These days, when not in front of the camera, you can find Rahm in his Sacramento, Calif., home spending time with his 4-year old daughter, Hunter, and wife, Amy, a cardio-thoracic surgeon. On this day, while we talk on the phone, he is also preparing a lamb shepherd pie.
"While Amy was finishing up her med school, I watched a lot of Gordon Ramsey and loved trying to recreate the dishes," he said. "I actually got pretty good."
Kevin and Amy wed on a Hollywood soundstage in 2012, and she can be seen with Rahm on the red carpet during the award season. It was because of her career they moved from Los Angeles to Sacramento, which, he says, has a great theater district. "I really miss doing theater a lot, but it would be hard to fit it in right now," he said. "It's been almost eight years since I acted in the South Coast Rep Theatre."
One would think having a surgeon in the family would come in handy when there's a child in the house, but Rahm soon realized that isn't the case. "Our daughter fell and hit the coffee table and busted her lip, and Amy just lost it. Well, if she's that upset, I felt something must really be wrong. We ran over to a neighbor who was a doctor, then went to the ER. Hunter needed stitches, but it wasn't as bad as either of us thought."
In his early acting career, Rahm was often mistaken for actor James Spader, who is several years older.
"I don't get that much anymore since he's aged and lost some hair," Rahm said. However, there was a time when it was hard for him to convince some fans otherwise. "I was attending a movie premier—walking in on the red carpet—and a lady behind the rope kept calling me to sign an autograph, but she thought I was James Spader. I kept telling her I wasn't, but she wouldn't give up; so I signed his name to make her happy."
While Rahm hasn't made it back home in a few years, his little brother, Tim Marrs. still lives in the area; and sister Kelly Gruel lives in Georgia. "Tim is four years younger, and Kelly is eight years younger than me," he said, "so we were really spaced wide apart growing up."
For now, when he's not working, he enjoys time spent with his wife and daughter, and hopes to bring his Harley-Davidson out of storage in LA to Sacramento soon. Between acting jobs, he'll continue to cook and play daddy and hope for more acting work.

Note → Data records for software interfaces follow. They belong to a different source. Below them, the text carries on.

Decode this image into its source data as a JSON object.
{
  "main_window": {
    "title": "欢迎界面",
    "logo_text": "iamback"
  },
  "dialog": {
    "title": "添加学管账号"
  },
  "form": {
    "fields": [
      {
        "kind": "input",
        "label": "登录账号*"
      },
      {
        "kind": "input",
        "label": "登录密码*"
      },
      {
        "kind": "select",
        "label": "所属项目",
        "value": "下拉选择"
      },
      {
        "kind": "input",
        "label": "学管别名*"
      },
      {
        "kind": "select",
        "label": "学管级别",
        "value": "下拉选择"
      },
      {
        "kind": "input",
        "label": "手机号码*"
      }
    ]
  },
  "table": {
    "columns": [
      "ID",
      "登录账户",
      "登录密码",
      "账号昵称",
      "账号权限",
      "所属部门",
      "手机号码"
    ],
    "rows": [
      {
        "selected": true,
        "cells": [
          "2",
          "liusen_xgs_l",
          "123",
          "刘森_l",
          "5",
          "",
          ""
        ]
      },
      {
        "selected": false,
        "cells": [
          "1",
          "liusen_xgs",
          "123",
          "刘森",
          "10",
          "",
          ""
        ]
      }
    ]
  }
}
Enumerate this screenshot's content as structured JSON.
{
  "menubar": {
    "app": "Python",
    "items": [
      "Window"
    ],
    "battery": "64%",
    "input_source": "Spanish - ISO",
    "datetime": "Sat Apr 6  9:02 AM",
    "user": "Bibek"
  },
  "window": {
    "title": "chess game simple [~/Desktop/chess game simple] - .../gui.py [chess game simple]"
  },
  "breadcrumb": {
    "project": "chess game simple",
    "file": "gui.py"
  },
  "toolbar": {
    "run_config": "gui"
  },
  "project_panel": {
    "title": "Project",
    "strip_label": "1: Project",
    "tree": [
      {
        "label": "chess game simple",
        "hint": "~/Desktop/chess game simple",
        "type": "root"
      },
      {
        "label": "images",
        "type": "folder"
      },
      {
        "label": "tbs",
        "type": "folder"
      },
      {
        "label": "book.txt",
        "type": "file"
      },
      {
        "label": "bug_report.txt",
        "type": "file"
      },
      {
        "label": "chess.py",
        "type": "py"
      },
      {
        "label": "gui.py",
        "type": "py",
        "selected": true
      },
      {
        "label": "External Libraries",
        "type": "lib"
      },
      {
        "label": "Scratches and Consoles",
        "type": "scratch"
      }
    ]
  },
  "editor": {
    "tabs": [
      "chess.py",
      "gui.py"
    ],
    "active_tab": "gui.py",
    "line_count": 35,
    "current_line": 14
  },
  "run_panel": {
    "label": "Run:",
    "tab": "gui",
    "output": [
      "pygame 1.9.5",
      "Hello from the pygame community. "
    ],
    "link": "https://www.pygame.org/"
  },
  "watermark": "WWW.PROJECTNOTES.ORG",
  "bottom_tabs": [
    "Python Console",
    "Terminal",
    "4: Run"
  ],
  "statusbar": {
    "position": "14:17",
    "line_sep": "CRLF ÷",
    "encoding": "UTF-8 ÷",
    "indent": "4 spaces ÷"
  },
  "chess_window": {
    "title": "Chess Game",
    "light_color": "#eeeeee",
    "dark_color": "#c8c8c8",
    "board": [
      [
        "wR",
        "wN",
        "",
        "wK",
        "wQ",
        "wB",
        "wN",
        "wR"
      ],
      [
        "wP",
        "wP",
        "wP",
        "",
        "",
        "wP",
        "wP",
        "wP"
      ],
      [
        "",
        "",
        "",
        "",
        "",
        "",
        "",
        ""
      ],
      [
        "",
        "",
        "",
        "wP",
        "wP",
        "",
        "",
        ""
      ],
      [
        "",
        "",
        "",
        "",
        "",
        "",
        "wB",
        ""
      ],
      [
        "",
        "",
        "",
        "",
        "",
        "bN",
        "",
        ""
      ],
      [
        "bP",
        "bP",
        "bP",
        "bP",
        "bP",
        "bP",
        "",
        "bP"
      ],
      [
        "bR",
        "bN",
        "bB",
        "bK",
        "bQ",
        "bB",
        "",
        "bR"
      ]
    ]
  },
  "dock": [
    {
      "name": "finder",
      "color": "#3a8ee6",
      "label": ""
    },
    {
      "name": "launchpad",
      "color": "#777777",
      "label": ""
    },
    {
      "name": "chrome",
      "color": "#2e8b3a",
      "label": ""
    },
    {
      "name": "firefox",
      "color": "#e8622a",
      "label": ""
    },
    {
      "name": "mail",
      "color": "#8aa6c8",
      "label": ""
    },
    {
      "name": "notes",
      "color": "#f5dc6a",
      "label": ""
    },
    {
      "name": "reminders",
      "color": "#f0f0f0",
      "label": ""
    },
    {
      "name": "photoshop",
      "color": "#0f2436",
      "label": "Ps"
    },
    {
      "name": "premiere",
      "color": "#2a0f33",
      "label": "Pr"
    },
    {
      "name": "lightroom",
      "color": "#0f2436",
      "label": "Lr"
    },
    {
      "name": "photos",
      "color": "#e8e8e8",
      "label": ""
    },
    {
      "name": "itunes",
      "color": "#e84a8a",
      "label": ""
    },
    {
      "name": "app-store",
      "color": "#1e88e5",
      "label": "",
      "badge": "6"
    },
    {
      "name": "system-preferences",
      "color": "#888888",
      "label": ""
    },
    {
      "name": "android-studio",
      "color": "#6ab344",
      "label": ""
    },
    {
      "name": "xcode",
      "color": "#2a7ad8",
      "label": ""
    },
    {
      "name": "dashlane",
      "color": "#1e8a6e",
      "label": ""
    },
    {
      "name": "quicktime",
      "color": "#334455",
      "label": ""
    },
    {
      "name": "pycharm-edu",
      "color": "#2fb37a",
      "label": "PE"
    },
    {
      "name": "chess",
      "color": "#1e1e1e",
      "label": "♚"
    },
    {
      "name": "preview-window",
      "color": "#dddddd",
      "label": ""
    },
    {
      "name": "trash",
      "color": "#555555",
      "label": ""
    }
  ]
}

So far, Kevin has been given the green light on the next season of "Lethal Weapon," and more episodes of "Madame Secretary." That's enough to give him steady work, and that's all he really wants.